Last year I took the February Album Writing Month (FAWM) challenge to write songs with a couple of friends. Within a few desparate weeks, we had recorded our first EP as 5% Savvy. We made a lot of good memories – evenings packing a wobbly electric drum set into a Chevy Impala, an exhausting Saturday in the studio, a sweaty car ride filming a music video – but one of the things I most value from the experience was being forced to do the research and develop a songwriting method. If you’ve always wanted to write songs, or if you’re thinking of being a part of FAWM this year, this method is for you.
I think creativity, and therefore songwriting, is an ongoing process. To that end, this method won’t tell you how to write a song start to finish as a discrete, finite process. Rather, it will show you the habits you need to build to write songs regularly.
Step 1: Freewriting
The raw material of songwriting is moments written down as snatches of prose or phrases of melody. Steve Moakler said in a 2010 documentary, “It’s like there’s three and a half minutes for every moment that you really felt alive.” To paraphrase Robert Herrick, gather ye wool while ye may. Here’s how to freewrite for songwriting:
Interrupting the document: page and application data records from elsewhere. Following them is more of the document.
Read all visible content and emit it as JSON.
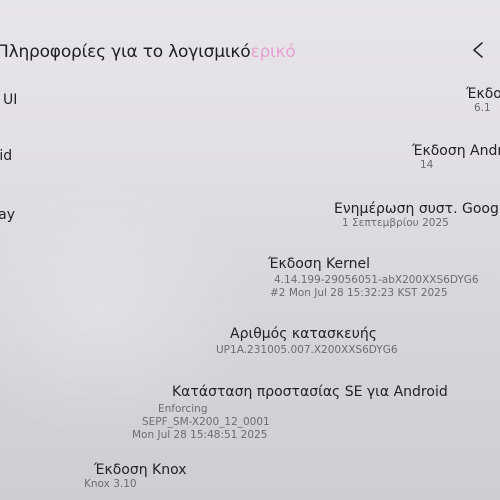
{
  "header": {
    "title": "Πληροφορίες για το λογισμικό",
    "title_ghost": "ερικό"
  },
  "left_labels": {
    "one_ui": "Έκδοση One UI",
    "android": "Έκδοση Android",
    "google_play": "Ενημέρωση συστ. Google Play"
  },
  "items": [
    {
      "label": "Έκδοση One UI",
      "value": "6.1"
    },
    {
      "label": "Έκδοση Android",
      "value": "14"
    },
    {
      "label": "Ενημέρωση συστ. Google Play",
      "value": "1 Σεπτεμβρίου 2025"
    },
    {
      "label": "Έκδοση Kernel",
      "value": "4.14.199-29056051-abX200XXS6DYG6",
      "value2": "#2 Mon Jul 28 15:32:23 KST 2025"
    },
    {
      "label": "Αριθμός κατασκευής",
      "value": "UP1A.231005.007.X200XXS6DYG6"
    },
    {
      "label": "Κατάσταση προστασίας SE για Android",
      "value": "Enforcing",
      "value2": "SEPF_SM-X200_12_0001",
      "value3": "Mon Jul 28 15:48:51 2025"
    },
    {
      "label": "Έκδοση Knox",
      "value": "Knox 3.10"
    }
  ],
  "colors": {
    "background": "#e4e1e7",
    "text_primary": "#232328",
    "text_secondary": "#6c6c74",
    "ghost_accent": "#e58bc8"
  }
}
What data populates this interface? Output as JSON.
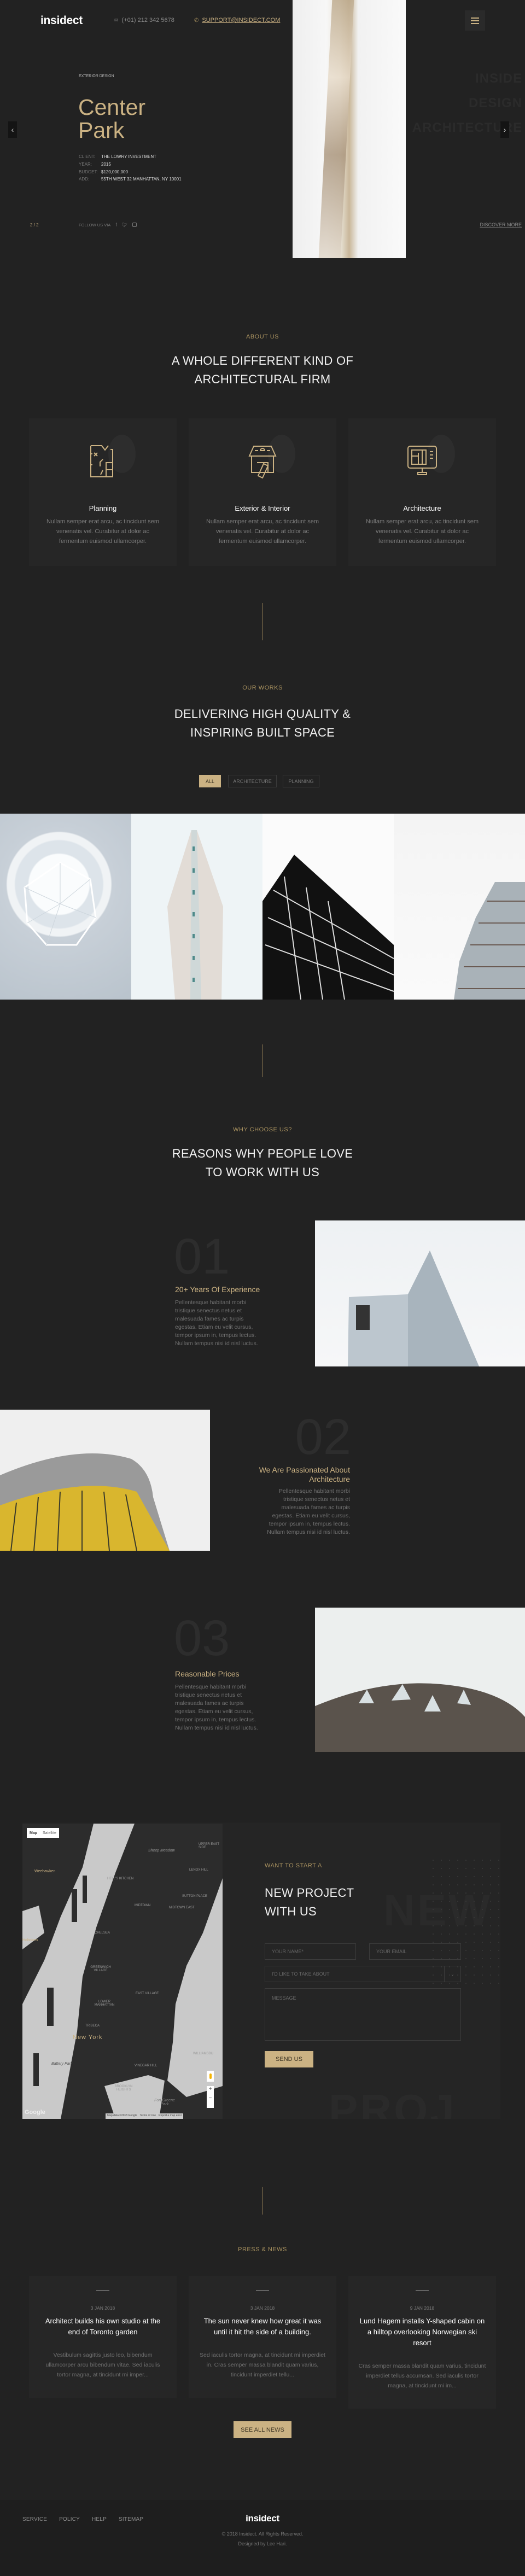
{
  "header": {
    "logo": "insidect",
    "phone": "(+01) 212 342 5678",
    "email": "SUPPORT@INSIDECT.COM",
    "menu_icon": "hamburger-icon"
  },
  "hero": {
    "category": "EXTERIOR DESIGN",
    "title_line1": "Center",
    "title_line2": "Park",
    "details": [
      {
        "key": "CLIENT:",
        "value": "THE LOWRY INVESTMENT"
      },
      {
        "key": "YEAR:",
        "value": "2015"
      },
      {
        "key": "BUDGET:",
        "value": "$120,000,000"
      },
      {
        "key": "ADD:",
        "value": "55TH WEST 32 MANHATTAN, NY 10001"
      }
    ],
    "slide_counter": "2 / 2",
    "follow_label": "FOLLOW US VIA",
    "social_icons": [
      "facebook-icon",
      "twitter-icon",
      "instagram-icon"
    ],
    "watermark_lines": [
      "INSIDE",
      "DESIGN",
      "ARCHITECTURE"
    ],
    "discover": "DISCOVER MORE"
  },
  "about": {
    "label": "ABOUT US",
    "heading_line1": "A WHOLE DIFFERENT KIND OF",
    "heading_line2": "ARCHITECTURAL FIRM",
    "cards": [
      {
        "title": "Planning",
        "desc": "Nullam semper erat arcu, ac tincidunt sem venenatis vel. Curabitur at dolor ac fermentum euismod ullamcorper.",
        "icon": "floor-plan-icon"
      },
      {
        "title": "Exterior & Interior",
        "desc": "Nullam semper erat arcu, ac tincidunt sem venenatis vel. Curabitur at dolor ac fermentum euismod ullamcorper.",
        "icon": "house-icon"
      },
      {
        "title": "Architecture",
        "desc": "Nullam semper erat arcu, ac tincidunt sem venenatis vel. Curabitur at dolor ac fermentum euismod ullamcorper.",
        "icon": "monitor-blueprint-icon"
      }
    ]
  },
  "works": {
    "label": "OUR WORKS",
    "heading_line1": "DELIVERING HIGH QUALITY &",
    "heading_line2": "INSPIRING BUILT SPACE",
    "filters": [
      "ALL",
      "ARCHITECTURE",
      "PLANNING"
    ],
    "active_filter": "ALL"
  },
  "reasons": {
    "label": "WHY CHOOSE US?",
    "heading_line1": "REASONS WHY PEOPLE LOVE",
    "heading_line2": "TO WORK WITH US",
    "items": [
      {
        "num": "01",
        "title": "20+ Years Of Experience",
        "desc": "Pellentesque habitant morbi tristique senectus netus et malesuada fames ac turpis egestas. Etiam eu velit cursus, tempor ipsum in, tempus lectus. Nullam tempus nisi id nisl luctus."
      },
      {
        "num": "02",
        "title": "We Are Passionated About Architecture",
        "desc": "Pellentesque habitant morbi tristique senectus netus et malesuada fames ac turpis egestas. Etiam eu velit cursus, tempor ipsum in, tempus lectus. Nullam tempus nisi id nisl luctus."
      },
      {
        "num": "03",
        "title": "Reasonable Prices",
        "desc": "Pellentesque habitant morbi tristique senectus netus et malesuada fames ac turpis egestas. Etiam eu velit cursus, tempor ipsum in, tempus lectus. Nullam tempus nisi id nisl luctus."
      }
    ]
  },
  "map": {
    "type_map": "Map",
    "type_satellite": "Satellite",
    "city_label": "New York",
    "labels": [
      "Weehawken",
      "Hoboken",
      "HELL'S KITCHEN",
      "MIDTOWN",
      "CHELSEA",
      "GREENWICH VILLAGE",
      "EAST VILLAGE",
      "LOWER MANHATTAN",
      "TRIBECA",
      "UPPER EAST SIDE",
      "LENOX HILL",
      "Sheep Meadow",
      "SUTTON PLACE",
      "MIDTOWN EAST",
      "WILLIAMSBU",
      "VINEGAR HILL",
      "BROOKLYN HEIGHTS",
      "Battery Park",
      "Fort Greene Park"
    ],
    "google": "Google",
    "attribution": "Map data ©2018 Google",
    "terms": "Terms of Use",
    "report": "Report a map error",
    "zoom_in": "+",
    "zoom_out": "−"
  },
  "contact": {
    "label": "WANT TO START A",
    "heading_line1": "NEW PROJECT",
    "heading_line2": "WITH US",
    "name_placeholder": "YOUR NAME*",
    "email_placeholder": "YOUR EMAIL",
    "topic_placeholder": "I'D LIKE TO TAKE ABOUT",
    "message_placeholder": "MESSAGE",
    "submit": "SEND US",
    "watermark_top": "NEW",
    "watermark_bottom": "PROJ"
  },
  "news": {
    "label": "PRESS & NEWS",
    "items": [
      {
        "date": "3 JAN 2018",
        "title": "Architect builds his own studio at the end of Toronto garden",
        "desc": "Vestibulum sagittis justo leo, bibendum ullamcorper arcu bibendum vitae. Sed iaculis tortor magna, at tincidunt mi imper..."
      },
      {
        "date": "3 JAN 2018",
        "title": "The sun never knew how great it was until it hit the side of a building.",
        "desc": "Sed iaculis tortor magna, at tincidunt mi imperdiet in. Cras semper massa blandit quam varius, tincidunt imperdiet tellu..."
      },
      {
        "date": "9 JAN 2018",
        "title": "Lund Hagem installs Y-shaped cabin on a hilltop overlooking Norwegian ski resort",
        "desc": "Cras semper massa blandit quam varius, tincidunt imperdiet tellus accumsan. Sed iaculis tortor magna, at tincidunt mi im..."
      }
    ],
    "see_all": "SEE ALL NEWS"
  },
  "footer": {
    "links": [
      "SERVICE",
      "POLICY",
      "HELP",
      "SITEMAP"
    ],
    "logo": "insidect",
    "copyright": "© 2018 Insidect. All Rights Reserved.",
    "credit": "Designed by Lee Hari."
  },
  "colors": {
    "background": "#222222",
    "accent": "#cbb283",
    "card": "#262626",
    "footer": "#1e1e1e"
  }
}
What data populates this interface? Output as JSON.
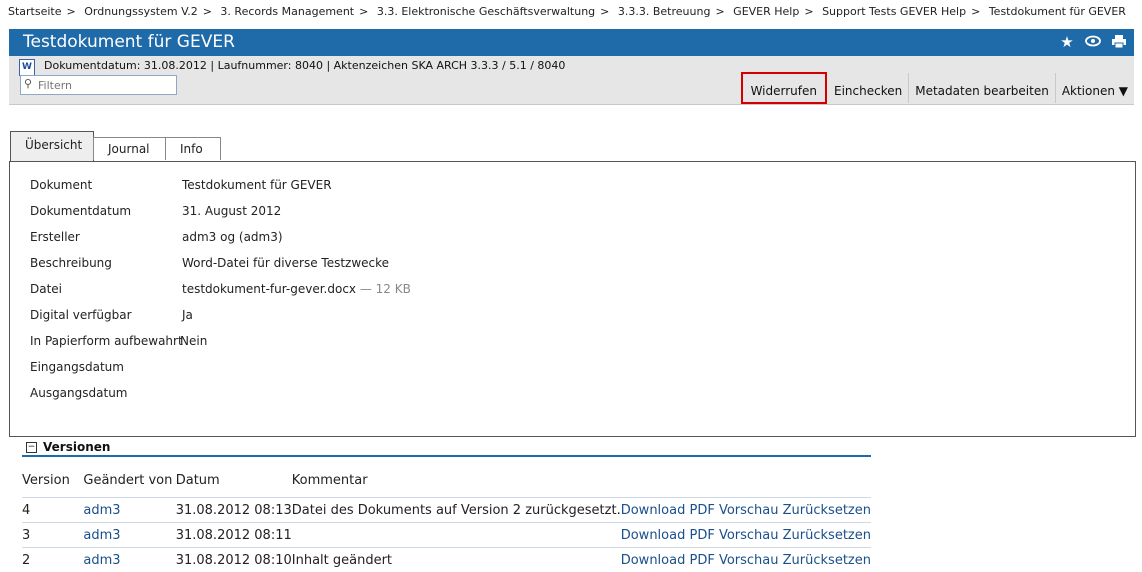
{
  "breadcrumb": [
    "Startseite",
    "Ordnungssystem V.2",
    "3. Records Management",
    "3.3. Elektronische Geschäftsverwaltung",
    "3.3.3. Betreuung",
    "GEVER Help",
    "Support Tests GEVER Help",
    "Testdokument für GEVER"
  ],
  "title": "Testdokument für GEVER",
  "title_icons": [
    "star-icon",
    "eye-icon",
    "print-icon"
  ],
  "meta_line": "Dokumentdatum: 31.08.2012 | Laufnummer: 8040 | Aktenzeichen SKA ARCH 3.3.3 / 5.1 / 8040",
  "filter_placeholder": "Filtern",
  "actions": {
    "widerrufen": "Widerrufen",
    "einchecken": "Einchecken",
    "metadaten": "Metadaten bearbeiten",
    "aktionen": "Aktionen ▼"
  },
  "tabs": [
    "Übersicht",
    "Journal",
    "Info"
  ],
  "overview": [
    {
      "label": "Dokument",
      "value": "Testdokument für GEVER"
    },
    {
      "label": "Dokumentdatum",
      "value": "31. August 2012"
    },
    {
      "label": "Ersteller",
      "value": "adm3 og (adm3)"
    },
    {
      "label": "Beschreibung",
      "value": "Word-Datei für diverse Testzwecke"
    },
    {
      "label": "Datei",
      "value": "testdokument-fur-gever.docx",
      "extra": "— 12 KB"
    },
    {
      "label": "Digital verfügbar",
      "value": "Ja"
    },
    {
      "label": "In Papierform aufbewahrt",
      "value": "Nein"
    },
    {
      "label": "Eingangsdatum",
      "value": ""
    },
    {
      "label": "Ausgangsdatum",
      "value": ""
    }
  ],
  "versions": {
    "title": "Versionen",
    "columns": [
      "Version",
      "Geändert von",
      "Datum",
      "Kommentar"
    ],
    "rows": [
      {
        "version": "4",
        "by": "adm3",
        "date": "31.08.2012 08:13",
        "comment": "Datei des Dokuments auf Version 2 zurückgesetzt.",
        "links": [
          "Download",
          "PDF Vorschau",
          "Zurücksetzen"
        ]
      },
      {
        "version": "3",
        "by": "adm3",
        "date": "31.08.2012 08:11",
        "comment": "",
        "links": [
          "Download",
          "PDF Vorschau",
          "Zurücksetzen"
        ]
      },
      {
        "version": "2",
        "by": "adm3",
        "date": "31.08.2012 08:10",
        "comment": "Inhalt geändert",
        "links": [
          "Download",
          "PDF Vorschau",
          "Zurücksetzen"
        ]
      }
    ]
  }
}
- Make a habitat. Get somewhere to put your thoughts down, whether it’s your phone’s drafts folder or a composition book. Keep it readily acessible, and return to it often.
- Write down the phrases, stories, ideas, and experiences that strike you throughout your life. Don’t worry about condensing your ideas or making them rhyme at this point. These are just sketches you’ll ink and color later.
- Spend time with each idea. Set a timer for five minutes or an hour, whatever you can manage, but hold yourself to it – don’t stop when you feel “finished” or out of ideas. Past the point of comfort lies a well of material only attainable by focused effort.
- Don’t erase. Keep everything you’ve written, even the awkward, uncomfortable, or painfully bad things. Especially those things. To borrow advice from a novelist, you can always improve what you’ve written, but “you can’t fix it until the words are down.”
- Write both lyrics and music. Music also comes in phrases, and musical ideas gathered in this same way can grow into songs of their own or a home for the lyrics you’re writing.
Step 2: Diamonds in the rough
Effective freewriting will give you more material than a single song needs, so the next step is to pick out the valuable pieces that could create a song on their own. Go back over the pages you’ve filled or recordings you’ve made in your freewriting and highlight the “diamonds in the rough.” Look for
- repeated themes,
- rhyming lines,
- emotionally-charged moments, and
- the “almost good” and the “not quite there.”
Step 3: First cut
It’s not until this step that your idea begins to resemble a song. Organize your “rough diamonds” into a loose structure. For lyric structure, you might find inspiration in
- common structures in pop music (verse, chorus, bridge, solo),
- poetic forms (Billy Joel wrote a song entirely in limericks and Blackalicious rapped a two-minute, 26-letter alliteration),
- or even classical forms like the sonata or etude
If you’ve begun with a melody, chord change, or other musical idea, you might follow Jonathan Coulton’s lyric method he discussed in a 2010 blog post:
You can hear the lyric technique I use at this point, which is to sing nonsense syllables as I’m figuring out the melody (and sometimes what the song is about).
Don’t cut and paste for this step; rewrite your song on a new sheet or document so that you’ll be forced to give those phrases and motifs another polish. This also protects your original inspiration in case you need to return to it later.
Step 4: Fill in the gaps
If you haven’t already, now is the time to build a musical structure to match your lyrics. By this point in the process you’ll know what feeling or mood your song evokes, and you can choose chords to match. From there you can fill in a melody, choosing tones within the chords and playing with rhythms until you’ve got something you like.
For 5% Savvy’s song “80-85,” I knew I needed grungy chords in a minor key with a driving rhythm that evoked highway speeds. I started with simple chords that appear in great classic rock songs like “House of the Rising Sun” and “While My Guitar Gently Weeps” and built the verse and chorus from there.
At this stage you’re ready to set the song down in a lead sheet, or something else that will let you share it with any collaborators or people whose creative input you value. Talking with Luke and Seth helped me develop my ideas into a second verse for this arrangement:
Step 5: Polish
The draft you have at the end of step 4 shouldn’t be the draft you keep forever. Now that you have written a song, you can begin writing a good song. Here’s some places to start:
- Do some copy editing. Check basic grammar like verb tenses and objects so that your song isn’t hamstrung by a simple misunderstanding.
- Retouch the technical details. Maybe you should reharmonize that melody over different chords or modulate to a lower key; maybe you need rhymes with a bit more closure to finish your verses. The best resource I’ve found for this yet is Popular Lyric Writing by Andrea Stolpe; she devotes entire chapters to these minute details, and buying or borrowing a copy will really elevate your writing.
- Get some feedback on what your lyrics evoke or suggest, and see if it’s what you thought they meant; are you happy with the difference? Maybe your partners have ideas that better express what you were going for.